MUMBAI - In 2017, Saudi Arabia became the first country to grant citizenship to a feminine humanoid robot called Sophia. As Sophia went on a globe-trotting marketing tour, the irony was not lost on the rest of the world: that an ultra-conservative nation granted a female-based robot more freedom than any Saudi woman.1
Saudi’s neighbors the United Arab Emirates (UAE), where flogging and stoning are legal forms of judicial punishment,2went one better. In 2017, the country introduced a national policy, the UAE Strategy for Artificial Intelligence, which led to the launch of the world’s first Artificial Intelligence University two years later.
That Middle East and North Africa (MENA) regions, which comprise 21 countries, have some of the most conservative nations in the world is no secret. Old ideals, customs, and traditions persist despite their abandonment by the rest of the world as being regressive and counterproductive. In contrast, over the past decade several MENA nations have been at the forefront of AI technology.
The UAE became the first nation to have a Minister of State for Artificial Intelligence in 2017. Its capital Dubai and big cities in Saudi Arabia and Qatar have used AI in either surveillance or medicine to tackle COVID-19.
“The Middle East is expected to accrue 2 percent of the total global benefits of AI in 2030,” a PricewatehouseCoopers report3 projects. “This is equivalent to US$320 billion. In absolute terms, the largest gains are expected to go to Saudi Arabia where AI is expected to contribute over US$135.2 billion to the economy by 2030, equivalent to 12.4 percent of gross domestic product (GDP). In relative terms, the UAE is expected to see the largest impact, close to 14 percent of their 2030 GDP.”

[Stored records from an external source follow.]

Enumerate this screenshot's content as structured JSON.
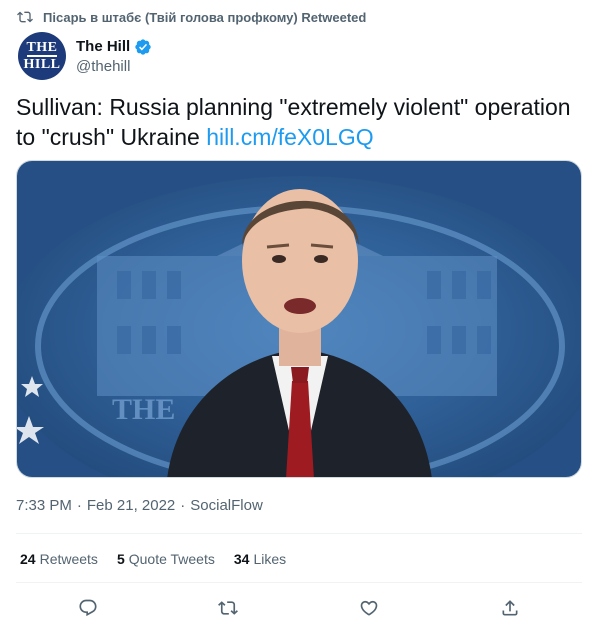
{
  "retweet_context": {
    "text": "Пісарь в штабє (Твій голова профкому) Retweeted",
    "icon": "retweet-icon"
  },
  "author": {
    "display_name": "The Hill",
    "handle": "@thehill",
    "avatar_text_top": "THE",
    "avatar_text_bottom": "HILL",
    "verified": true
  },
  "tweet": {
    "text": "Sullivan: Russia planning \"extremely violent\" operation to \"crush\" Ukraine ",
    "link": "hill.cm/feX0LGQ"
  },
  "media": {
    "background_text": "THE"
  },
  "meta": {
    "time": "7:33 PM",
    "separator": "·",
    "date": "Feb 21, 2022",
    "source": "SocialFlow"
  },
  "stats": [
    {
      "count": "24",
      "label": "Retweets"
    },
    {
      "count": "5",
      "label": "Quote Tweets"
    },
    {
      "count": "34",
      "label": "Likes"
    }
  ],
  "actions": [
    "reply-icon",
    "retweet-icon",
    "like-icon",
    "share-icon"
  ],
  "colors": {
    "link": "#1d9bf0",
    "secondary": "#536471",
    "verified": "#1d9bf0"
  }
}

The richer MENA nations, especially the UAE, Saudi Arabia, and Qatar, are looking to AI to help wean their nation’s economies off oil andThe content herein is subject to copyright by The Yuan. All rights reserved. The content of the services is owned or licensed to The Yuan. The copying or storing of any content for anything other than personal use is expressly prohibited without prior written permission from The Yuan, or the copyright holder identified in the copyright notice contained in the content.